Data excerpts:
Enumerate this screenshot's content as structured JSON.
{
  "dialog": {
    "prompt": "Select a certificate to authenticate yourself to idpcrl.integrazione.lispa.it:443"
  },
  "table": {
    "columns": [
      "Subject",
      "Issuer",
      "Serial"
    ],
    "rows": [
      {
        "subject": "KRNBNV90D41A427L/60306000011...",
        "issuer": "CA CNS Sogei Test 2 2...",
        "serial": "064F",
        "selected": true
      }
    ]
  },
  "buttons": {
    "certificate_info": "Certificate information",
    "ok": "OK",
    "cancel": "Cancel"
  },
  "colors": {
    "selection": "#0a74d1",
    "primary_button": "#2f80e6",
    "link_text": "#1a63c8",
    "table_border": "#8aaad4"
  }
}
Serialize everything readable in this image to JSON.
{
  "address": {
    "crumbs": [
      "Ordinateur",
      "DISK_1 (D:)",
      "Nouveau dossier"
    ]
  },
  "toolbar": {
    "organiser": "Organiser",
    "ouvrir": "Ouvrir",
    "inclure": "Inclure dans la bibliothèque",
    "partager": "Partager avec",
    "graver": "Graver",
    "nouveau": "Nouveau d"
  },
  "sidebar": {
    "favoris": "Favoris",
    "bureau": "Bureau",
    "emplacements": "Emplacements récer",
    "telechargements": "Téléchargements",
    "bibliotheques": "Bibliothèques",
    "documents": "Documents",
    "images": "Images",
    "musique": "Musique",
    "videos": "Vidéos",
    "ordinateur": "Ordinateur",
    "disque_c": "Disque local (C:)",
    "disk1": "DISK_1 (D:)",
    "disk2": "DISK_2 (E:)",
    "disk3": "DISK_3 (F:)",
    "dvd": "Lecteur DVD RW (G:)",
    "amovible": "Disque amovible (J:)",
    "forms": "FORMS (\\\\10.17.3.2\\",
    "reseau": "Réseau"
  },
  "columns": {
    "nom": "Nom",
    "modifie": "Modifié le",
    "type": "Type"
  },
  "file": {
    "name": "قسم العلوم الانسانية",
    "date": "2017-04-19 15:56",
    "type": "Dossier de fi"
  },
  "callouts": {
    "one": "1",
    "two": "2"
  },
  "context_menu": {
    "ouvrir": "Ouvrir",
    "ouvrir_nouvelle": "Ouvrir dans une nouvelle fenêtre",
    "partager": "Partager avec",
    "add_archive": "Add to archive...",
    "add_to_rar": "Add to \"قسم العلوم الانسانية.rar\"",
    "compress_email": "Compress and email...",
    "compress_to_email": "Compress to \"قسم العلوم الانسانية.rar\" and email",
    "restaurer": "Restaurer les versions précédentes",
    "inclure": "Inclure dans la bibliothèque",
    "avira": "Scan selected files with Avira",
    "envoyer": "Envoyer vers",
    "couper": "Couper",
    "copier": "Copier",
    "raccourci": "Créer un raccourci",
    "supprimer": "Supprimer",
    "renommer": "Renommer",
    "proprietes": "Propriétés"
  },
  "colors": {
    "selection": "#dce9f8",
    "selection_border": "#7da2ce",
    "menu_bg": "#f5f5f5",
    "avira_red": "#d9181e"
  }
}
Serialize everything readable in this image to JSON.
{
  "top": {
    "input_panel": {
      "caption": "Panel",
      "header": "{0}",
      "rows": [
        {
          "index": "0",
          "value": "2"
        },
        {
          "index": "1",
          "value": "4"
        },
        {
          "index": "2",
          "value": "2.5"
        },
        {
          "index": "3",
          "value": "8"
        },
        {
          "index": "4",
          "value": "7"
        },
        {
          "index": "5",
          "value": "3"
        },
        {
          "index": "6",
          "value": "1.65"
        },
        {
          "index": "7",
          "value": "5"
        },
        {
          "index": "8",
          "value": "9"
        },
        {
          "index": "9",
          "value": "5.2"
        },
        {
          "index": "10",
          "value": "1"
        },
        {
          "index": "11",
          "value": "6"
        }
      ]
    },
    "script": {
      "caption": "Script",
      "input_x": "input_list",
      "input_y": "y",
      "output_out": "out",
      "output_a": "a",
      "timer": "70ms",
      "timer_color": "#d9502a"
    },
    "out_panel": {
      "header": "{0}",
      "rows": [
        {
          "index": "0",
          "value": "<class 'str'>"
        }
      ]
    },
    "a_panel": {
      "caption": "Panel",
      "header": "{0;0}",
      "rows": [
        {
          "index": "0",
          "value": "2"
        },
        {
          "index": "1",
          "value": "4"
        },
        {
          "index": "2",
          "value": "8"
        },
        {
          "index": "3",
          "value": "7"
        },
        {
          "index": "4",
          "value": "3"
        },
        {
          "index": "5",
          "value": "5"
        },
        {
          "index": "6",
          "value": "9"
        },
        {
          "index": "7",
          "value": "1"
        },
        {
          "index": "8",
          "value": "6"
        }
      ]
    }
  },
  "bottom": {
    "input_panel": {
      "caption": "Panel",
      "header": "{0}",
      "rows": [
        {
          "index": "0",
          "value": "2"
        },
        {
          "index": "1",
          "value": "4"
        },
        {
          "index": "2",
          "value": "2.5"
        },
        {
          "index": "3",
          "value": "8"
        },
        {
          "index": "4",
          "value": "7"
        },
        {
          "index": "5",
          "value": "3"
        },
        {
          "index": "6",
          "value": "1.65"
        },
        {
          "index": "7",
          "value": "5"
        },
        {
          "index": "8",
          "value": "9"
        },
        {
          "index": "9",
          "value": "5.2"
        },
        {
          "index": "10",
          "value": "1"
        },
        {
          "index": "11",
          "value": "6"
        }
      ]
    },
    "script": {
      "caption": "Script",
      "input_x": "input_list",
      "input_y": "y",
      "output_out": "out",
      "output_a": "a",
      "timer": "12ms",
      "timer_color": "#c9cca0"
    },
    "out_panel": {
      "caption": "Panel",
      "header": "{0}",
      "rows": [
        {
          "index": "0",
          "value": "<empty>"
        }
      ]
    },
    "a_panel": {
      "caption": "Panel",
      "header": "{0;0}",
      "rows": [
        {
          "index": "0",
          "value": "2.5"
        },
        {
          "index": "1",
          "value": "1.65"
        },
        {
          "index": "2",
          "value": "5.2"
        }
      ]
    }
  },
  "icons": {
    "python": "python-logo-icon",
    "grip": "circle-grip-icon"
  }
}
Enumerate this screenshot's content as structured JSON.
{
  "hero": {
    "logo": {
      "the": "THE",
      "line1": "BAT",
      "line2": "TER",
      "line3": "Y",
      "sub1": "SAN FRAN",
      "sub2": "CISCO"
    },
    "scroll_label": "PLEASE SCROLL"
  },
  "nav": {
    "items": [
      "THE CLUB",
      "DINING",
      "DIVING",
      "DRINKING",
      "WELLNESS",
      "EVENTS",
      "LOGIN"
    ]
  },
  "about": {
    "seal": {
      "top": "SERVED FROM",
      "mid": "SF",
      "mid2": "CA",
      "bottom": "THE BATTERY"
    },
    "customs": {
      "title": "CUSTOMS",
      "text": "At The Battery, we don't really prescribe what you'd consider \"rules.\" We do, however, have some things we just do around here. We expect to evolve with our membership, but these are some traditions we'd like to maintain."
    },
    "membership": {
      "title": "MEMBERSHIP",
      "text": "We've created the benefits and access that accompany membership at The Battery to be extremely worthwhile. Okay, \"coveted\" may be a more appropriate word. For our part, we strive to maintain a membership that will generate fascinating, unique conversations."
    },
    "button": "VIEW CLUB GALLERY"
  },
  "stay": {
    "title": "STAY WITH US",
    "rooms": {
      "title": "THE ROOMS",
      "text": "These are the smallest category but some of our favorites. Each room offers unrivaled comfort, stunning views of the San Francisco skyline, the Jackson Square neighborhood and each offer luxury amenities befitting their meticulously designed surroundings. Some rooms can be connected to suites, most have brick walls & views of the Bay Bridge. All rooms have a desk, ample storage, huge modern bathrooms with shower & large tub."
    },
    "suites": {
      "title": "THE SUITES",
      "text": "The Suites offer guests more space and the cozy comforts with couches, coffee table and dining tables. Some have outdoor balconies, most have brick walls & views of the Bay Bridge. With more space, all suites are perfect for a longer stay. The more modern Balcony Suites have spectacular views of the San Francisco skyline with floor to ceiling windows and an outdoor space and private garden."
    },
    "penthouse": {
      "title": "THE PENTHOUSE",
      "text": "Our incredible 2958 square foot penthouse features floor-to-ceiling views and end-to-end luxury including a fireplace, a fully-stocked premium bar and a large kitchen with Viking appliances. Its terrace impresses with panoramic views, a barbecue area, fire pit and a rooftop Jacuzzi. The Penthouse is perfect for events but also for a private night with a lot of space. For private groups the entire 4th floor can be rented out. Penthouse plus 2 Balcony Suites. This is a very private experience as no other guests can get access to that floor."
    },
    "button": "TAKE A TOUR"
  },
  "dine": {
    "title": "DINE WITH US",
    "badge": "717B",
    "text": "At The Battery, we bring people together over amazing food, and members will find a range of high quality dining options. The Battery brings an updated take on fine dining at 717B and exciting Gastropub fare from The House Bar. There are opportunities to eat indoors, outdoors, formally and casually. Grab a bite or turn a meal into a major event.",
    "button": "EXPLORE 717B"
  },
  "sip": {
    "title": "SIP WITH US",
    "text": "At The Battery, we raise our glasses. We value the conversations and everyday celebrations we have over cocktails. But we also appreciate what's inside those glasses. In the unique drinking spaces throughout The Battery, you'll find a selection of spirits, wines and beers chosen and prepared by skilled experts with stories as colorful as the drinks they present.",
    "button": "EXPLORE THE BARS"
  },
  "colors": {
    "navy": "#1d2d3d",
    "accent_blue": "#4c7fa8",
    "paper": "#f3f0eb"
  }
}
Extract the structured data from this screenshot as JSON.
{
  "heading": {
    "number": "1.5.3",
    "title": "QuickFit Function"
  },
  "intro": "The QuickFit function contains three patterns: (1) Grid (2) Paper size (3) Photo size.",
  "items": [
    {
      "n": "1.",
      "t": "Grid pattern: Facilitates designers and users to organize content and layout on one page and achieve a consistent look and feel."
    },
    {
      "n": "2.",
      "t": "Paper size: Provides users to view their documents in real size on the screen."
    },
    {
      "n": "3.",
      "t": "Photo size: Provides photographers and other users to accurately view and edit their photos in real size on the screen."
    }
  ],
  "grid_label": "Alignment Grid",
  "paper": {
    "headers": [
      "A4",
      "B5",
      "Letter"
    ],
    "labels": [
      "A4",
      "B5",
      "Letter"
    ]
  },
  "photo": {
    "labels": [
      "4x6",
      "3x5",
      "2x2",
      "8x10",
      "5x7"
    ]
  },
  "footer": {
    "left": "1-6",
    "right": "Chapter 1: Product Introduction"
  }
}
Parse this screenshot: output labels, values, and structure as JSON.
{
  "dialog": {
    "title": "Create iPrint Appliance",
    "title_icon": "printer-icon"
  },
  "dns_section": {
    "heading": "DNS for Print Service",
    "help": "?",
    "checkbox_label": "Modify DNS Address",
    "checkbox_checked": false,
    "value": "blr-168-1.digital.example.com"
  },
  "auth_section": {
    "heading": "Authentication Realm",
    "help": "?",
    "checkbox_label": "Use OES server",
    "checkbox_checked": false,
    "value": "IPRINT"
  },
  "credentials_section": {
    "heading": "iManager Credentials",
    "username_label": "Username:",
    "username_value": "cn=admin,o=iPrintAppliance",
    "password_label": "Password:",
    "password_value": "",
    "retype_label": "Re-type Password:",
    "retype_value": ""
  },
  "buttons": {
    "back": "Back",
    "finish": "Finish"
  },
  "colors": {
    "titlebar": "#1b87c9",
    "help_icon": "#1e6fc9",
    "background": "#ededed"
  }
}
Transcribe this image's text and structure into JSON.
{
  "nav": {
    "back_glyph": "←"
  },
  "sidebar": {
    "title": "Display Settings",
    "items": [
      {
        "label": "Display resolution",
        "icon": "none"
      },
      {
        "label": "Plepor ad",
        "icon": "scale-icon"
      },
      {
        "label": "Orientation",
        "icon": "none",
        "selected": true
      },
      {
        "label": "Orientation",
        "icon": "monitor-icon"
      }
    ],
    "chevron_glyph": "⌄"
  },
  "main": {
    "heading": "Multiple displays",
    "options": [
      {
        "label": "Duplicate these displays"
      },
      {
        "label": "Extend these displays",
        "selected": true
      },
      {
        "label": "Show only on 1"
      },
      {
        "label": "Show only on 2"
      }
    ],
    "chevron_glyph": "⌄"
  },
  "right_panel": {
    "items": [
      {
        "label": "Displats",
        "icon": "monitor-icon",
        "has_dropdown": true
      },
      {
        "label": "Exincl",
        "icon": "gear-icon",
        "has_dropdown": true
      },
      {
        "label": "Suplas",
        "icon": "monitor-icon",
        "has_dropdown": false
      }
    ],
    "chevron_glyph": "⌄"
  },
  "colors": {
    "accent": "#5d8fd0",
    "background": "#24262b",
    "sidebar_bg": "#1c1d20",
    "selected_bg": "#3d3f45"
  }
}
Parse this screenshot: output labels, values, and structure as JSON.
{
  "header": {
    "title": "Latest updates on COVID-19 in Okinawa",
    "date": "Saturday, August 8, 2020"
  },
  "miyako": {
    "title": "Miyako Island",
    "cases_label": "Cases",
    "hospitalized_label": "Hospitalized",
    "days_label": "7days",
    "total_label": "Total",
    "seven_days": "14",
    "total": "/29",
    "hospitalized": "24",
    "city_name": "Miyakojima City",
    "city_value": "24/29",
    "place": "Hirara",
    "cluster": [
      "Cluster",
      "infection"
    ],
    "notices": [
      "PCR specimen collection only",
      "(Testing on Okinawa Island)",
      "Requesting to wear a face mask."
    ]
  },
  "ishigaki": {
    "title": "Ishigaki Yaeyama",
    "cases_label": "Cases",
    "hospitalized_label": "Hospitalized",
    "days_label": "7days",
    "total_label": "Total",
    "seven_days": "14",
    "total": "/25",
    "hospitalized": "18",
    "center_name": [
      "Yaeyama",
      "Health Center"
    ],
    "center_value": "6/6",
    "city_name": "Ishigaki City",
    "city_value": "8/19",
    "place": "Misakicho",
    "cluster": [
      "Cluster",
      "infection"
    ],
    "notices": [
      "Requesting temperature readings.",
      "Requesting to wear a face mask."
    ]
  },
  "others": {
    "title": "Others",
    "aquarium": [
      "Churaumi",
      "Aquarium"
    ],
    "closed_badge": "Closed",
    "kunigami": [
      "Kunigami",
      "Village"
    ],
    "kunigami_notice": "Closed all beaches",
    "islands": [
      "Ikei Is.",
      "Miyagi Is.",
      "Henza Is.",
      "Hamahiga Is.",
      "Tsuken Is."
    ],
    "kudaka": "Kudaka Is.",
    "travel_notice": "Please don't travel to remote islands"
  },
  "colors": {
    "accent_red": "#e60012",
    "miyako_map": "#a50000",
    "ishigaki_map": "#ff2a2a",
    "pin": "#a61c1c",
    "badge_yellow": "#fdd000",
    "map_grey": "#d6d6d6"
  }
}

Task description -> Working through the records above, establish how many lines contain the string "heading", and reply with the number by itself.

Written solution -> 5